WORK ORDER: Below is a block of data; give all of it again word for word.

========================================

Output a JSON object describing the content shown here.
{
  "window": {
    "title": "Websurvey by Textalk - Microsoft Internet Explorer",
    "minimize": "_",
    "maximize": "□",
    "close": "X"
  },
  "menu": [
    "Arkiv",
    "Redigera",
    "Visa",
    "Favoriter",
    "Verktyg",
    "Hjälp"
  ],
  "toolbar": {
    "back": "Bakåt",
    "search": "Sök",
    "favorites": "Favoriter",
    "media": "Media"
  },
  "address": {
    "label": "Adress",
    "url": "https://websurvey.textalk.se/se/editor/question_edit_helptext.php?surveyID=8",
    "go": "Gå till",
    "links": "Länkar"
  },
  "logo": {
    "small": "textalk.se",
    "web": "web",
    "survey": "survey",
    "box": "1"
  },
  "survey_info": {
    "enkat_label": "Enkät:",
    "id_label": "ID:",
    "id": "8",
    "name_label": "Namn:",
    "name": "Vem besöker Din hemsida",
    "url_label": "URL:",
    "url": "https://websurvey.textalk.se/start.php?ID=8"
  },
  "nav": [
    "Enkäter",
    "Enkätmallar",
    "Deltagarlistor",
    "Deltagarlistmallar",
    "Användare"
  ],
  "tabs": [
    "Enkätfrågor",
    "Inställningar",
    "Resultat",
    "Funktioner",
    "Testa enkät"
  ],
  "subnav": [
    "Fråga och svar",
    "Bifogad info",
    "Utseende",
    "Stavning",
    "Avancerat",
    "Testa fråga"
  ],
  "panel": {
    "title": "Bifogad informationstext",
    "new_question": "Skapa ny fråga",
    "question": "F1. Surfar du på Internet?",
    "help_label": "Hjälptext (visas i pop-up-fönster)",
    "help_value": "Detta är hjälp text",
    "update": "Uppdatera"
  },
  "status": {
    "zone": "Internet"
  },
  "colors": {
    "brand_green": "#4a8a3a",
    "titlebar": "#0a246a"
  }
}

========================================

RESULT OF THIS TASK:
Output a JSON object describing the content shown here.
{
  "window": {
    "title": "Websurvey by Textalk - Microsoft Internet Explorer",
    "minimize": "_",
    "maximize": "□",
    "close": "X"
  },
  "menu": [
    "Arkiv",
    "Redigera",
    "Visa",
    "Favoriter",
    "Verktyg",
    "Hjälp"
  ],
  "toolbar": {
    "back": "Bakåt",
    "search": "Sök",
    "favorites": "Favoriter",
    "media": "Media"
  },
  "address": {
    "label": "Adress",
    "url": "https://websurvey.textalk.se/se/editor/question_edit_helptext.php?surveyID=8",
    "go": "Gå till",
    "links": "Länkar"
  },
  "logo": {
    "small": "textalk.se",
    "web": "web",
    "survey": "survey",
    "box": "1"
  },
  "survey_info": {
    "enkat_label": "Enkät:",
    "id_label": "ID:",
    "id": "8",
    "name_label": "Namn:",
    "name": "Vem besöker Din hemsida",
    "url_label": "URL:",
    "url": "https://websurvey.textalk.se/start.php?ID=8"
  },
  "nav": [
    "Enkäter",
    "Enkätmallar",
    "Deltagarlistor",
    "Deltagarlistmallar",
    "Användare"
  ],
  "tabs": [
    "Enkätfrågor",
    "Inställningar",
    "Resultat",
    "Funktioner",
    "Testa enkät"
  ],
  "subnav": [
    "Fråga och svar",
    "Bifogad info",
    "Utseende",
    "Stavning",
    "Avancerat",
    "Testa fråga"
  ],
  "panel": {
    "title": "Bifogad informationstext",
    "new_question": "Skapa ny fråga",
    "question": "F1. Surfar du på Internet?",
    "help_label": "Hjälptext (visas i pop-up-fönster)",
    "help_value": "Detta är hjälp text",
    "update": "Uppdatera"
  },
  "status": {
    "zone": "Internet"
  },
  "colors": {
    "brand_green": "#4a8a3a",
    "titlebar": "#0a246a"
  }
}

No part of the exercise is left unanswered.